The earliest record of the surname in Barnston is the marriage of Elizabeth Cliffe in 1596. She may be William’s aunt.
The absence of earlier records leads us to assume that the Cliffe’s had come to Branston from another parish. If William was indeed Jane’s brother, then his father may be the William Cliffe who was baptised in Good Easter on 15 Sep 1577. He was the son of yet another William Cliffe. Good Easter is 5 m south of Barnston. This William Cliffe had married Mary Cosen the previous year. We cannot trace this line any further back.
ANNE. We have not found a record of their marriage, so we do not know Anne’s maiden name, or where she came from.

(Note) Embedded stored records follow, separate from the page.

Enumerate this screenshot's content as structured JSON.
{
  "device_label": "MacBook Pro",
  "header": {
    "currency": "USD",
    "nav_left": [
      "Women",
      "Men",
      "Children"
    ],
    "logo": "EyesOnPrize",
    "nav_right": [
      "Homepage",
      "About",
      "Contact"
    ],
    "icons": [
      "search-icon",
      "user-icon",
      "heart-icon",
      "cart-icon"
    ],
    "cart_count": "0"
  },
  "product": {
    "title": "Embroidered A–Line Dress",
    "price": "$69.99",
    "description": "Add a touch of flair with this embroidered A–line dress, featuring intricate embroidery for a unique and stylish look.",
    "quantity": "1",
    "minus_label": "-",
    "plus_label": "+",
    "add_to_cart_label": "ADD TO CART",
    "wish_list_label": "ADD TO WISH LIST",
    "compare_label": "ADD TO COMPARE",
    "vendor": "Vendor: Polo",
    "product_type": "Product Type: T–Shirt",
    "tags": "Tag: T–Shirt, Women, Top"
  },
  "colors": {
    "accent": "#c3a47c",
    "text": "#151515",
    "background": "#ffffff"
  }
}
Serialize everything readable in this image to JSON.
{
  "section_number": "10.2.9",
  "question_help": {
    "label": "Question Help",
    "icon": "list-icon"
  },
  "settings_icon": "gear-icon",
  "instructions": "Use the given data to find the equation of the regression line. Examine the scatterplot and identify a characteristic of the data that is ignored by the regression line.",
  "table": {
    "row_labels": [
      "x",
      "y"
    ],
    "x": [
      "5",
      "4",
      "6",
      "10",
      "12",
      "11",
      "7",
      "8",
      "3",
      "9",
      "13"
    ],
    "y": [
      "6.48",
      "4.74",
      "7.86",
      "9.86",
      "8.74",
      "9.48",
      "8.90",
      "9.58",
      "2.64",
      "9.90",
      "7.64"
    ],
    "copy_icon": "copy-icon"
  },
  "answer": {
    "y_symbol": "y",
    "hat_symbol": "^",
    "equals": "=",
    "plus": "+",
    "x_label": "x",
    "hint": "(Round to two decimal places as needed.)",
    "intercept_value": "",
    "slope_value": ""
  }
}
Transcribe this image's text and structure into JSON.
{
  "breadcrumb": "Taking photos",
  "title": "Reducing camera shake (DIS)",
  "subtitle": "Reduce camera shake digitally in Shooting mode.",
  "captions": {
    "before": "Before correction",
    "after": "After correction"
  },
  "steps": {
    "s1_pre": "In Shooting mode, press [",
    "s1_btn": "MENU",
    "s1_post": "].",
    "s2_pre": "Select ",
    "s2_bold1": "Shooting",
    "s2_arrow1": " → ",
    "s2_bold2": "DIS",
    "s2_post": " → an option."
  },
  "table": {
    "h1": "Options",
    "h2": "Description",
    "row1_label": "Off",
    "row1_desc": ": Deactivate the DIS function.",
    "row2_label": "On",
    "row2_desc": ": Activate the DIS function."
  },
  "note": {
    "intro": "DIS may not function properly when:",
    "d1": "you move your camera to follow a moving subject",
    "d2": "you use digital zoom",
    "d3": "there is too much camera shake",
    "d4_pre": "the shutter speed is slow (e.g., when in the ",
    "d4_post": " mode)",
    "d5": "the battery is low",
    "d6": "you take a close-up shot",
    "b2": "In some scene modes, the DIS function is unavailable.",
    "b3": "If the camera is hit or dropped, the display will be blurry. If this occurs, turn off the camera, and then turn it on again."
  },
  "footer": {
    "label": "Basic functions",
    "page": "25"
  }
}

Anne and William were born at a turning point in British history. The last Tudor monarch, Elizabeth I, died in 1603. She was succeeded by the first Stuart king – Mary, Queen of Scots’ son, James VI of Scotland and I of England and Wales. These countries were not yet united, but shared the same king.
Whether they were born there or elsewhere, William and Anne raised their family in Barnston. This small village stands above the River Chelmer.
Brook Farm, Branston 
Here they had two children baptised.
Baptisms. St Andrew, Barnston.
1627 Mar 18 Anne
1629 Dec 8 William
No other baptisms have been found for this couple within a 10-mile radius of Barnston.
William’s son married a yeoman’s daughter. William may have been a farmer himself, but we have no confirmation of this.
We have not found a burial for either Anne or William in Barnston, though there are several possibilities in surrounding villages. It remains a matter of conjecture whether they lived to see the Civil War of 1642, which tore the country apart, but it is likely that William, at least, did not.
There are no Cliffes among the signatories to the Barnston Protestation Return of 1641. There are three possibilities. The Cliffes may have moved. But William junior raised his family in Barnston, so they probably did not. William senior may have been a Roman Catholic, who refused to sign this pledge of loyalty to the Protestant religion. But, given the small number of children, the most likely explanation is that William died early.
William junior would have been only 11 and too young to sign.
NEXT GENERATION: 11. CLIFFE-ADAMS